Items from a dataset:
━━━━━━━━━━
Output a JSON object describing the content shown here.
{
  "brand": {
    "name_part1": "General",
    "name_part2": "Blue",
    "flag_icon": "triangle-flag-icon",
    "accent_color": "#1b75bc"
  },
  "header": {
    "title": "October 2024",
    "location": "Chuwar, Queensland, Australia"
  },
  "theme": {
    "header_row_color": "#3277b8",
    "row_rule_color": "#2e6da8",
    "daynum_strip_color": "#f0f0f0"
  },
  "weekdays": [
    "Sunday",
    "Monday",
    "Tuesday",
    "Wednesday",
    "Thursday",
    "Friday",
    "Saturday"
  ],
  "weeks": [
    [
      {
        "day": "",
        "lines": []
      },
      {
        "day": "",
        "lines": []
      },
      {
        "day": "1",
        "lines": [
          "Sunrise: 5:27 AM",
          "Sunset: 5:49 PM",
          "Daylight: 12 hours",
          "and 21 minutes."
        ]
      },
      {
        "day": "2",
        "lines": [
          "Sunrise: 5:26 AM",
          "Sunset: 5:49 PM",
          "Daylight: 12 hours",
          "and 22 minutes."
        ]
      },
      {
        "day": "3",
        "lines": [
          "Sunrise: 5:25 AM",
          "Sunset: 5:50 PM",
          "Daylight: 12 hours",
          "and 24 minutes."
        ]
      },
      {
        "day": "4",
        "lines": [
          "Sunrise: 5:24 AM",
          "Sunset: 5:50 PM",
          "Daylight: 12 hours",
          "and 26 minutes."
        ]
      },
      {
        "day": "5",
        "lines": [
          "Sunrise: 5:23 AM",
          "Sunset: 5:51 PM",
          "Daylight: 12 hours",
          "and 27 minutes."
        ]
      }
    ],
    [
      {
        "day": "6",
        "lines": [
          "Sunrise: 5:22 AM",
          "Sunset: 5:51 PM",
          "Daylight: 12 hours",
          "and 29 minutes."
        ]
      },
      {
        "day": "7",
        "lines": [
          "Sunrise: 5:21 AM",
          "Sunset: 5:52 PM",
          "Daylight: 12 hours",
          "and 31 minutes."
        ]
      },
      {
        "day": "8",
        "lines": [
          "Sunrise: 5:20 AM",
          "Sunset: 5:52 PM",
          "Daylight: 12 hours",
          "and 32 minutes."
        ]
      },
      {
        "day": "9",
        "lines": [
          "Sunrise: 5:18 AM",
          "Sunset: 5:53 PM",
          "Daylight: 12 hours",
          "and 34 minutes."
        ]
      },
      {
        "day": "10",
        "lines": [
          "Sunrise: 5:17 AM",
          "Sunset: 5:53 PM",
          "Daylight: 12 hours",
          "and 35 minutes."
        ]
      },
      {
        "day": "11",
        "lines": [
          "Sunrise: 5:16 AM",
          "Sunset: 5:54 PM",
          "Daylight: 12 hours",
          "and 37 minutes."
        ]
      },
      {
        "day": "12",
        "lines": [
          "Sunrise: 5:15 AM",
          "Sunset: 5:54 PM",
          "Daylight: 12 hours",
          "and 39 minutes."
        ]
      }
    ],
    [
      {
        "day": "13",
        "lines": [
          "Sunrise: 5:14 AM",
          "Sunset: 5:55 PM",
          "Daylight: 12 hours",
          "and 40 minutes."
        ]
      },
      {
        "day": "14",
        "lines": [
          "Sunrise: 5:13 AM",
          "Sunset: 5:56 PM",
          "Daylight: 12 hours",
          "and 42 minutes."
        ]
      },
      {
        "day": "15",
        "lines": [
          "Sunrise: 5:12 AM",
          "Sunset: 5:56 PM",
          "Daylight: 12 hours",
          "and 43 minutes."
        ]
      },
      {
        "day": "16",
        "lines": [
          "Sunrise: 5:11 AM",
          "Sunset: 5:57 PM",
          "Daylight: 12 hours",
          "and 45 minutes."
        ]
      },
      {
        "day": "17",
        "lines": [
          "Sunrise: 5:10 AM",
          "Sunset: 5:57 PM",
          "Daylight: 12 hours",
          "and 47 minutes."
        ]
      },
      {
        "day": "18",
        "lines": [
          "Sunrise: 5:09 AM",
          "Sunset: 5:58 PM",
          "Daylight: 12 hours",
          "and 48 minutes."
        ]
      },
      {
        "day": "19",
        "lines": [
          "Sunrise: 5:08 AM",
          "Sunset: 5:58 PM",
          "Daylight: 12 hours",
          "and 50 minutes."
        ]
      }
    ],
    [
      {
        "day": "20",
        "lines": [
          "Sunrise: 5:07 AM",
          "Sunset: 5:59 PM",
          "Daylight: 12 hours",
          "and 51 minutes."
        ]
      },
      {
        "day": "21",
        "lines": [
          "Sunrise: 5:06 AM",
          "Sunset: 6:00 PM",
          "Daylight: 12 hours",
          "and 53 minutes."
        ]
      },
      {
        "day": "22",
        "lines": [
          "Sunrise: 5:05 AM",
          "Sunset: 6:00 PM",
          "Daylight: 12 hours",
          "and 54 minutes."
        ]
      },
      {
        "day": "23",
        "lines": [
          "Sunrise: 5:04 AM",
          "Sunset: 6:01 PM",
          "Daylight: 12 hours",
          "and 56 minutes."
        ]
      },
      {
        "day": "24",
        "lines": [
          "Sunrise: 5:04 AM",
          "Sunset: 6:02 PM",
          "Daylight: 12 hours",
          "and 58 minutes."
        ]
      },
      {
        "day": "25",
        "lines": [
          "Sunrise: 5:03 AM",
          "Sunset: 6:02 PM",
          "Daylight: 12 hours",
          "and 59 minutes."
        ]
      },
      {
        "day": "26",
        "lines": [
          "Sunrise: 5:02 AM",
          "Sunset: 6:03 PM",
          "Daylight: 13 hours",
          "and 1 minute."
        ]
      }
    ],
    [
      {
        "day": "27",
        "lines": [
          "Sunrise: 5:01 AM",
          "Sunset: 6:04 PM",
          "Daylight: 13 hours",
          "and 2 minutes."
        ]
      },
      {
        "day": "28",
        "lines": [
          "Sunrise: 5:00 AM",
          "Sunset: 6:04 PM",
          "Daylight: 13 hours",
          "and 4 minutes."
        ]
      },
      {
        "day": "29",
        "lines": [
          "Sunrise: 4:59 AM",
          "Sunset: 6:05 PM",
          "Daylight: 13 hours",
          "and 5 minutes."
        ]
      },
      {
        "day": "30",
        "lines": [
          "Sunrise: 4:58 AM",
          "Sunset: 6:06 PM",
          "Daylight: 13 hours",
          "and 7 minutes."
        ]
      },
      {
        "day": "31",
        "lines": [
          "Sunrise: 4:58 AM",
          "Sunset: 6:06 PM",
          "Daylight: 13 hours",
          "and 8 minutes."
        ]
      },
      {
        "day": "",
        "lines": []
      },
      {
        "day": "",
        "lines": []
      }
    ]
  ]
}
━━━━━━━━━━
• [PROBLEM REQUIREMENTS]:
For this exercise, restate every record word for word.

• [EXPECTED ANSWER]:
Output a JSON object describing the content shown here.
{
  "brand": {
    "name_part1": "General",
    "name_part2": "Blue",
    "flag_icon": "triangle-flag-icon",
    "accent_color": "#1b75bc"
  },
  "header": {
    "title": "October 2024",
    "location": "Chuwar, Queensland, Australia"
  },
  "theme": {
    "header_row_color": "#3277b8",
    "row_rule_color": "#2e6da8",
    "daynum_strip_color": "#f0f0f0"
  },
  "weekdays": [
    "Sunday",
    "Monday",
    "Tuesday",
    "Wednesday",
    "Thursday",
    "Friday",
    "Saturday"
  ],
  "weeks": [
    [
      {
        "day": "",
        "lines": []
      },
      {
        "day": "",
        "lines": []
      },
      {
        "day": "1",
        "lines": [
          "Sunrise: 5:27 AM",
          "Sunset: 5:49 PM",
          "Daylight: 12 hours",
          "and 21 minutes."
        ]
      },
      {
        "day": "2",
        "lines": [
          "Sunrise: 5:26 AM",
          "Sunset: 5:49 PM",
          "Daylight: 12 hours",
          "and 22 minutes."
        ]
      },
      {
        "day": "3",
        "lines": [
          "Sunrise: 5:25 AM",
          "Sunset: 5:50 PM",
          "Daylight: 12 hours",
          "and 24 minutes."
        ]
      },
      {
        "day": "4",
        "lines": [
          "Sunrise: 5:24 AM",
          "Sunset: 5:50 PM",
          "Daylight: 12 hours",
          "and 26 minutes."
        ]
      },
      {
        "day": "5",
        "lines": [
          "Sunrise: 5:23 AM",
          "Sunset: 5:51 PM",
          "Daylight: 12 hours",
          "and 27 minutes."
        ]
      }
    ],
    [
      {
        "day": "6",
        "lines": [
          "Sunrise: 5:22 AM",
          "Sunset: 5:51 PM",
          "Daylight: 12 hours",
          "and 29 minutes."
        ]
      },
      {
        "day": "7",
        "lines": [
          "Sunrise: 5:21 AM",
          "Sunset: 5:52 PM",
          "Daylight: 12 hours",
          "and 31 minutes."
        ]
      },
      {
        "day": "8",
        "lines": [
          "Sunrise: 5:20 AM",
          "Sunset: 5:52 PM",
          "Daylight: 12 hours",
          "and 32 minutes."
        ]
      },
      {
        "day": "9",
        "lines": [
          "Sunrise: 5:18 AM",
          "Sunset: 5:53 PM",
          "Daylight: 12 hours",
          "and 34 minutes."
        ]
      },
      {
        "day": "10",
        "lines": [
          "Sunrise: 5:17 AM",
          "Sunset: 5:53 PM",
          "Daylight: 12 hours",
          "and 35 minutes."
        ]
      },
      {
        "day": "11",
        "lines": [
          "Sunrise: 5:16 AM",
          "Sunset: 5:54 PM",
          "Daylight: 12 hours",
          "and 37 minutes."
        ]
      },
      {
        "day": "12",
        "lines": [
          "Sunrise: 5:15 AM",
          "Sunset: 5:54 PM",
          "Daylight: 12 hours",
          "and 39 minutes."
        ]
      }
    ],
    [
      {
        "day": "13",
        "lines": [
          "Sunrise: 5:14 AM",
          "Sunset: 5:55 PM",
          "Daylight: 12 hours",
          "and 40 minutes."
        ]
      },
      {
        "day": "14",
        "lines": [
          "Sunrise: 5:13 AM",
          "Sunset: 5:56 PM",
          "Daylight: 12 hours",
          "and 42 minutes."
        ]
      },
      {
        "day": "15",
        "lines": [
          "Sunrise: 5:12 AM",
          "Sunset: 5:56 PM",
          "Daylight: 12 hours",
          "and 43 minutes."
        ]
      },
      {
        "day": "16",
        "lines": [
          "Sunrise: 5:11 AM",
          "Sunset: 5:57 PM",
          "Daylight: 12 hours",
          "and 45 minutes."
        ]
      },
      {
        "day": "17",
        "lines": [
          "Sunrise: 5:10 AM",
          "Sunset: 5:57 PM",
          "Daylight: 12 hours",
          "and 47 minutes."
        ]
      },
      {
        "day": "18",
        "lines": [
          "Sunrise: 5:09 AM",
          "Sunset: 5:58 PM",
          "Daylight: 12 hours",
          "and 48 minutes."
        ]
      },
      {
        "day": "19",
        "lines": [
          "Sunrise: 5:08 AM",
          "Sunset: 5:58 PM",
          "Daylight: 12 hours",
          "and 50 minutes."
        ]
      }
    ],
    [
      {
        "day": "20",
        "lines": [
          "Sunrise: 5:07 AM",
          "Sunset: 5:59 PM",
          "Daylight: 12 hours",
          "and 51 minutes."
        ]
      },
      {
        "day": "21",
        "lines": [
          "Sunrise: 5:06 AM",
          "Sunset: 6:00 PM",
          "Daylight: 12 hours",
          "and 53 minutes."
        ]
      },
      {
        "day": "22",
        "lines": [
          "Sunrise: 5:05 AM",
          "Sunset: 6:00 PM",
          "Daylight: 12 hours",
          "and 54 minutes."
        ]
      },
      {
        "day": "23",
        "lines": [
          "Sunrise: 5:04 AM",
          "Sunset: 6:01 PM",
          "Daylight: 12 hours",
          "and 56 minutes."
        ]
      },
      {
        "day": "24",
        "lines": [
          "Sunrise: 5:04 AM",
          "Sunset: 6:02 PM",
          "Daylight: 12 hours",
          "and 58 minutes."
        ]
      },
      {
        "day": "25",
        "lines": [
          "Sunrise: 5:03 AM",
          "Sunset: 6:02 PM",
          "Daylight: 12 hours",
          "and 59 minutes."
        ]
      },
      {
        "day": "26",
        "lines": [
          "Sunrise: 5:02 AM",
          "Sunset: 6:03 PM",
          "Daylight: 13 hours",
          "and 1 minute."
        ]
      }
    ],
    [
      {
        "day": "27",
        "lines": [
          "Sunrise: 5:01 AM",
          "Sunset: 6:04 PM",
          "Daylight: 13 hours",
          "and 2 minutes."
        ]
      },
      {
        "day": "28",
        "lines": [
          "Sunrise: 5:00 AM",
          "Sunset: 6:04 PM",
          "Daylight: 13 hours",
          "and 4 minutes."
        ]
      },
      {
        "day": "29",
        "lines": [
          "Sunrise: 4:59 AM",
          "Sunset: 6:05 PM",
          "Daylight: 13 hours",
          "and 5 minutes."
        ]
      },
      {
        "day": "30",
        "lines": [
          "Sunrise: 4:58 AM",
          "Sunset: 6:06 PM",
          "Daylight: 13 hours",
          "and 7 minutes."
        ]
      },
      {
        "day": "31",
        "lines": [
          "Sunrise: 4:58 AM",
          "Sunset: 6:06 PM",
          "Daylight: 13 hours",
          "and 8 minutes."
        ]
      },
      {
        "day": "",
        "lines": []
      },
      {
        "day": "",
        "lines": []
      }
    ]
  ]
}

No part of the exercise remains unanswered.